*** EXCERPTED DATA ***

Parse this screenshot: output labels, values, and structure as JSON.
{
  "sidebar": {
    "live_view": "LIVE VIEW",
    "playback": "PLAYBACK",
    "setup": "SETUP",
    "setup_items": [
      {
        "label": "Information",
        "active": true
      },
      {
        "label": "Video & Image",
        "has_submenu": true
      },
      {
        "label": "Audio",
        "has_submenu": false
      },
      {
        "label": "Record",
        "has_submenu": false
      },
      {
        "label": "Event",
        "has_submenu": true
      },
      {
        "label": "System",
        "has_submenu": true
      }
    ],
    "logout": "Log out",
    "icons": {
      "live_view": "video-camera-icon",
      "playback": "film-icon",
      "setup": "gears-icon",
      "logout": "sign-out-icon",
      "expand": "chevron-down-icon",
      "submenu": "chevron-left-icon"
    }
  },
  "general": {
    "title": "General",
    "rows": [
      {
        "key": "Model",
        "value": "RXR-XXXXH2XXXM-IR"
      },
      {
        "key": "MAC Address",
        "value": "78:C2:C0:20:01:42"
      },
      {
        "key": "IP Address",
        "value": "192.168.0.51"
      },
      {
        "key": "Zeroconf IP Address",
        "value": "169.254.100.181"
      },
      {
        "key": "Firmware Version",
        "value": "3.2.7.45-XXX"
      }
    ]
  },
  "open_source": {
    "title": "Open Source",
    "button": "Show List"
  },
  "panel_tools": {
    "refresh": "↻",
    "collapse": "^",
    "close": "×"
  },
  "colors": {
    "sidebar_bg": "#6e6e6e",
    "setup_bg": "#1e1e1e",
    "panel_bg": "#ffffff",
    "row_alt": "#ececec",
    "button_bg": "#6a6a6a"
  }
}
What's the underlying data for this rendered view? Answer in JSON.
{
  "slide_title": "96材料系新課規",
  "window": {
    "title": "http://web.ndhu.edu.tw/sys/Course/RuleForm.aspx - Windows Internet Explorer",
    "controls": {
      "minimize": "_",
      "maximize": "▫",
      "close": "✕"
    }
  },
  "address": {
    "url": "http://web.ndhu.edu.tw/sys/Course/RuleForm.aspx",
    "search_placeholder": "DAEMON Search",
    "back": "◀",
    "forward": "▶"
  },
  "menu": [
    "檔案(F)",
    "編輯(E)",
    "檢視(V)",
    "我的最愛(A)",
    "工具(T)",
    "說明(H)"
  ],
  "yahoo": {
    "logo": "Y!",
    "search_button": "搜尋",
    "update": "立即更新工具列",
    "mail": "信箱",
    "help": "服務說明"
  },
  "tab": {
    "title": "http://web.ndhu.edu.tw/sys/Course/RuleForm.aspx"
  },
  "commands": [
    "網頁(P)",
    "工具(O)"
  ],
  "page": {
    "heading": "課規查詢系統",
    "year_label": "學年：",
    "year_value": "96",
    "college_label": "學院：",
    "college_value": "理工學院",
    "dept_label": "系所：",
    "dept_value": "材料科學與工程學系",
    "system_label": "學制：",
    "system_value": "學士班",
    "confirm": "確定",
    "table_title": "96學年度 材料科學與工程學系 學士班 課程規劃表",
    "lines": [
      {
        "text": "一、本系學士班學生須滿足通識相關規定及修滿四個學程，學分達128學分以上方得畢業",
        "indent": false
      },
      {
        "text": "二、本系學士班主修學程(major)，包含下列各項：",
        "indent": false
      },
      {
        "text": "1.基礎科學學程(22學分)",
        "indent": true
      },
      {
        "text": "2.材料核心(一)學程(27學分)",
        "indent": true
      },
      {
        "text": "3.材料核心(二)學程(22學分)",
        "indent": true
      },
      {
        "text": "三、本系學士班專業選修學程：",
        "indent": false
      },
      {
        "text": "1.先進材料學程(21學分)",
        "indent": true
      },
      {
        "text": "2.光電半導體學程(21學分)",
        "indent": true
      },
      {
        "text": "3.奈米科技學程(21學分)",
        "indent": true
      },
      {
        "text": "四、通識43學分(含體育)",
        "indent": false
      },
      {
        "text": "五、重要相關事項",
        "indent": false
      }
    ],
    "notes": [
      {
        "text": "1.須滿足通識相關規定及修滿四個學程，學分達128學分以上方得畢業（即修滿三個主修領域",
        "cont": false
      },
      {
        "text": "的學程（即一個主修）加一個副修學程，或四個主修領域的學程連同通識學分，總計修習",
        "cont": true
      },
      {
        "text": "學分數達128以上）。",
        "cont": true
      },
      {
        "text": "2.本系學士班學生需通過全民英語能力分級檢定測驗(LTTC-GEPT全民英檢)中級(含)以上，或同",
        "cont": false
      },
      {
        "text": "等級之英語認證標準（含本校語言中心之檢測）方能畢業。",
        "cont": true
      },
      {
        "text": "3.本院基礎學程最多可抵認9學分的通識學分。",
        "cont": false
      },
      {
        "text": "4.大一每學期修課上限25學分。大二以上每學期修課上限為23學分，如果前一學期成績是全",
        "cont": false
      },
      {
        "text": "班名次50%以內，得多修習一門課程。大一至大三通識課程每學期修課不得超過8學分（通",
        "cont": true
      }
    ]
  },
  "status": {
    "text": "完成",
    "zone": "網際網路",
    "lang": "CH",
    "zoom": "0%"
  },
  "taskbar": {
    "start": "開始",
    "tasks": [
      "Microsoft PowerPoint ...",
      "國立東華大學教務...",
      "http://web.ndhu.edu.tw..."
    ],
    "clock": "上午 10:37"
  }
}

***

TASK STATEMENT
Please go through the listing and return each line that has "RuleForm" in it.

RESULT OF THE EXERCISE
    "title": "http://web.ndhu.edu.tw/sys/Course/RuleForm.aspx - Windows Internet Explorer",
    "url": "http://web.ndhu.edu.tw/sys/Course/RuleForm.aspx",
    "title": "http://web.ndhu.edu.tw/sys/Course/RuleForm.aspx"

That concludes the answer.